Designing and applying technology for prevention—Lessons learned in AEQUIPA and its implications for future research and practice

Meyer, Jochen and Ratz, Tiara and Pauls, Alexander and Hellmers, Sandra and Boll, Susanne and Fudickar, Sebastian and Hein, Andreas and Bauer, Jürgen M and Koppelin, Frauke and Lippke, Sonia and Peters, Manuela and Pischke, Claudia R and Voelcker-Rehage, Claudia and Zeeb, Hajo and Forberger, Sarah
Frontiers in Public Health
Almost all Western societies are facing the challenge that their population structure is changing very dynamically. Already in 2019, ten countries had a population share of at least 20 percent in the age group of 64 years and older. Today's society aims to improve population health and help older people live active and independent lives by developing, establishing, and promoting safe and effective interventions. Modern technological approaches offer tremendous opportunities but pose challenges when preventing functional decline. As part of the AEQUIPA Prevention Research Network, the use of technology to promote physical activity in older people over 65 years of age was investigated in different settings and from various interdisciplinary perspectives, including technology development and evaluation for older adults.
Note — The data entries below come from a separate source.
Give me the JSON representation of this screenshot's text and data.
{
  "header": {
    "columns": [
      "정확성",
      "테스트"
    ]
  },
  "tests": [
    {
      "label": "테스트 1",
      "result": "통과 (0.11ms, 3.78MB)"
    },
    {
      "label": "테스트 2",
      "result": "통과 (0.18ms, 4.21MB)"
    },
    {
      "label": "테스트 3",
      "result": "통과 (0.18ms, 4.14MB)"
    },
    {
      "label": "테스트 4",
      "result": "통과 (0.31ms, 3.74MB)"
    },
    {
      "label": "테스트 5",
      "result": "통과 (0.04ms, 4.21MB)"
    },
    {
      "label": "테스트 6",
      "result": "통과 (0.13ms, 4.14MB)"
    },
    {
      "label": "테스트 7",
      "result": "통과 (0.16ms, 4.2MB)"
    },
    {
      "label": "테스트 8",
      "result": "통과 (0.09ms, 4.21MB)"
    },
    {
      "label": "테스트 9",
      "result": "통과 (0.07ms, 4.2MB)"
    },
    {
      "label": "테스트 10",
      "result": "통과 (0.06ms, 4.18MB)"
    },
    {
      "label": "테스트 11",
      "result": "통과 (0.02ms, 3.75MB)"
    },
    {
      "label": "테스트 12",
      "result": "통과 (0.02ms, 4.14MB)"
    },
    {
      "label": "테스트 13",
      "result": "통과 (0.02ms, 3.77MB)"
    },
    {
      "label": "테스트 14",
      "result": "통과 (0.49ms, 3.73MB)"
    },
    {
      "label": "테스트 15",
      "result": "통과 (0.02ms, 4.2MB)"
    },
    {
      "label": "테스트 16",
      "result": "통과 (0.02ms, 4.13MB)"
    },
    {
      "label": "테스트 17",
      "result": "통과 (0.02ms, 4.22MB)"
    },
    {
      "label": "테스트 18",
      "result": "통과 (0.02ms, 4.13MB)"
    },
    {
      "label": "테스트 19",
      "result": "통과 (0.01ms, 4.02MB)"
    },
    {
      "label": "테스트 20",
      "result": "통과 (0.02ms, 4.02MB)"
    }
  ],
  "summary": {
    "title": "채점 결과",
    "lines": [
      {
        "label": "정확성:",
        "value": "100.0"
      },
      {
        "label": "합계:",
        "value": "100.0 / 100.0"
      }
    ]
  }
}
We present our findings in three main areas: (a) design processes for developing technology interventions, (b) older adults as a user group, and (c) implications for the use of technology in interventions. We find that cross-cutting issues such as time and project management, supervision of participants, ethics, and interdisciplinary collaboration are of vital importance to the success of the work. The lessons learned are discussed based on the experiences gained in the overall AEQUIPA network while building, particularly on the experiences from the AEQUIPA sub-projects TECHNOLOGY and PROMOTE. Our experiences can help researchers of all disciplines, industries, and practices design, study and implement novel technology-based interventions for older adults to avoid pitfalls and create compelling and meaningful solutions.
Physical activity and health equity: primary prevention for healthy ageing